Data for this task section start
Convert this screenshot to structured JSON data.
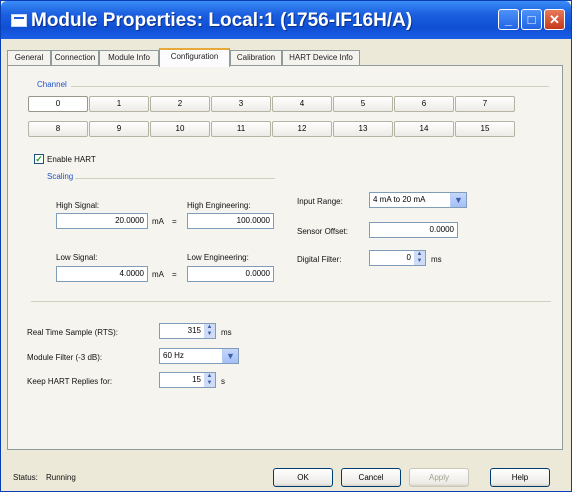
{
  "window": {
    "title": "Module Properties: Local:1 (1756-IF16H/A)"
  },
  "titlebar": {
    "minimize_glyph": "_",
    "maximize_glyph": "□",
    "close_glyph": "✕"
  },
  "tabs": [
    {
      "label": "General"
    },
    {
      "label": "Connection"
    },
    {
      "label": "Module Info"
    },
    {
      "label": "Configuration"
    },
    {
      "label": "Calibration"
    },
    {
      "label": "HART Device Info"
    }
  ],
  "active_tab": "Configuration",
  "channel": {
    "group_label": "Channel",
    "row1": [
      "0",
      "1",
      "2",
      "3",
      "4",
      "5",
      "6",
      "7"
    ],
    "row2": [
      "8",
      "9",
      "10",
      "11",
      "12",
      "13",
      "14",
      "15"
    ],
    "selected": "0"
  },
  "enable_hart": {
    "label": "Enable HART",
    "checked": true,
    "check_glyph": "✓"
  },
  "scaling": {
    "group_label": "Scaling",
    "high_signal": {
      "label": "High Signal:",
      "value": "20.0000",
      "unit": "mA"
    },
    "high_engineering": {
      "label": "High Engineering:",
      "value": "100.0000"
    },
    "low_signal": {
      "label": "Low Signal:",
      "value": "4.0000",
      "unit": "mA"
    },
    "low_engineering": {
      "label": "Low Engineering:",
      "value": "0.0000"
    },
    "equals": "="
  },
  "input_range": {
    "label": "Input Range:",
    "value": "4 mA to 20 mA"
  },
  "sensor_offset": {
    "label": "Sensor Offset:",
    "value": "0.0000"
  },
  "digital_filter": {
    "label": "Digital Filter:",
    "value": "0",
    "unit": "ms"
  },
  "rts": {
    "label": "Real Time Sample (RTS):",
    "value": "315",
    "unit": "ms"
  },
  "module_filter": {
    "label": "Module Filter (-3 dB):",
    "value": "60 Hz"
  },
  "keep_hart": {
    "label": "Keep HART Replies for:",
    "value": "15",
    "unit": "s"
  },
  "status": {
    "label": "Status:",
    "value": "Running"
  },
  "buttons": {
    "ok": "OK",
    "cancel": "Cancel",
    "apply": "Apply",
    "help": "Help"
  },
  "colors": {
    "title_bar": "#1b5fe0",
    "dialog_bg": "#ece9d8",
    "active_tab_accent": "#e6a93a",
    "group_label": "#2052c8"
  },
  "icons": {
    "window": "window-icon",
    "spin_up": "▲",
    "spin_down": "▼",
    "dropdown": "▼"
  }
}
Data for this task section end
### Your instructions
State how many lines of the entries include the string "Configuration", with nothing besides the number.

### Answer to this exercise
2